Goes far beyond the clinic and the lab, representing a whole new way of looking at how mind, brain, and body all work together in a sometimes misguided effort to help us survive in a hostile world. It offers insights into how we could start getting to grips with depression and other mental disorders much more effectively in the future.
The Inflamed Mind isn’t a pop-science book designed to wow you with quirky facts about the brain. Instead, it is a serious attempt to enlighten not just medics, but also the more dimly lit minds of political journalists, for instance. It does demand that you pay attention and there are a number of passages where it is clearly impossible to simplify the science any further without it becoming a nonsense. You may even need to read them twice, but it rewards you by explaining medical history, the body and advances in medical research in recent years.
The cover of The Inflamed Mind should immediately arouse a reader’s suspicions about the reliability of what lies within ... The idea that inflammation is involved in some mental illnesses is not an improbable hypothesis. But the evidence that it’s a significant cause of most kinds of depression comprises a relatively small part of Dr. Bullmore’s narrative, which is puffed to book length with chapters on how the immune system works, some history of depression from melancholia to major depressive disorder, speculation about the evolutionary benefits of depression, and an extended argument that body and mind are intricately related ... the truly radical breakthrough would be to step back from market-driven efforts to reduce the complexities of depression to single biomedical markers and instead to place its symptoms in social context. With depression and anxiety at epidemic levels, do we really want to measure everyone’s levels of cytokines and C-reactive protein or, rather, should we reduce the stressors they face and improve the quality and meaningfulness of their lives?
A rousing, straight-from-the shoulder call for a new approach to treating depression ... Bullmore’s involvement with a research program at the pharmaceutical firm GlaxoSmithKline, an arrangement he is quick to acknowledge, may raise questions about his interest in the development of new anti-inflammatory drugs to treat depression, but his insights into depression and its treatments are impressive and valuable.

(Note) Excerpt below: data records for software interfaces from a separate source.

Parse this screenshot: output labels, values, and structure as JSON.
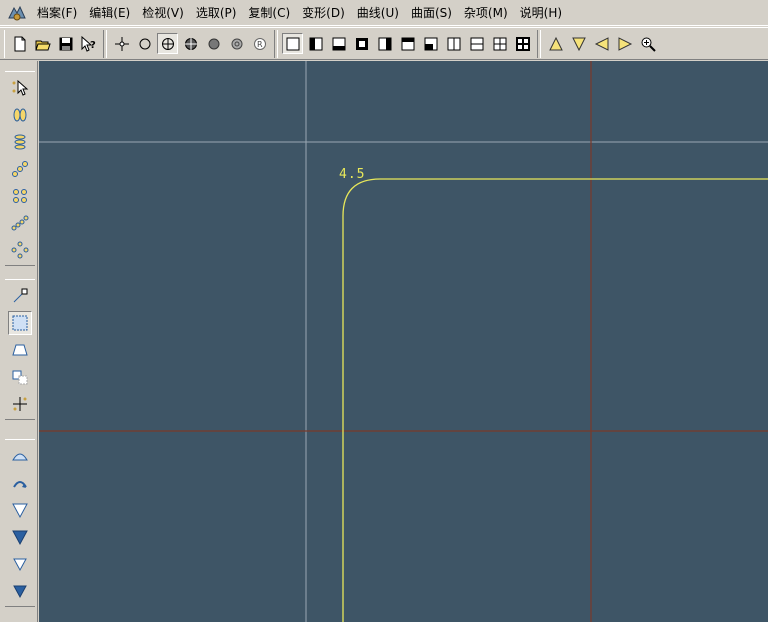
{
  "menu": {
    "items": [
      {
        "label": "档案(F)"
      },
      {
        "label": "编辑(E)"
      },
      {
        "label": "检视(V)"
      },
      {
        "label": "选取(P)"
      },
      {
        "label": "复制(C)"
      },
      {
        "label": "变形(D)"
      },
      {
        "label": "曲线(U)"
      },
      {
        "label": "曲面(S)"
      },
      {
        "label": "杂项(M)"
      },
      {
        "label": "说明(H)"
      }
    ]
  },
  "canvas": {
    "dimension_label": "4.5",
    "background_color": "#3e5566",
    "curve_color": "#e8e85a"
  },
  "icons": {
    "app": "app-icon",
    "file": [
      "new-file-icon",
      "open-file-icon",
      "save-icon",
      "help-pointer-icon"
    ],
    "snap": [
      "snap-point-icon",
      "snap-circle-icon",
      "snap-center-icon",
      "snap-grid-icon",
      "snap-solid-dot-icon",
      "snap-ring-icon",
      "snap-r-icon"
    ],
    "views": [
      "view-single-icon",
      "view-left-icon",
      "view-bottom-icon",
      "view-frame-icon",
      "view-right-icon",
      "view-top-icon",
      "view-corner-icon",
      "view-vsplit-icon",
      "view-hsplit-icon",
      "view-quad-icon",
      "view-quad-bold-icon"
    ],
    "nav": [
      "triangle-up-icon",
      "triangle-down-icon",
      "triangle-left-icon",
      "triangle-right-icon",
      "zoom-icon"
    ]
  }
}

The black-and-white illustrations vary widely in quality, from woodcuts and engravings to some rather amateurish original drawings ... Aimed at the general public, highly readable, and more than a little provocative.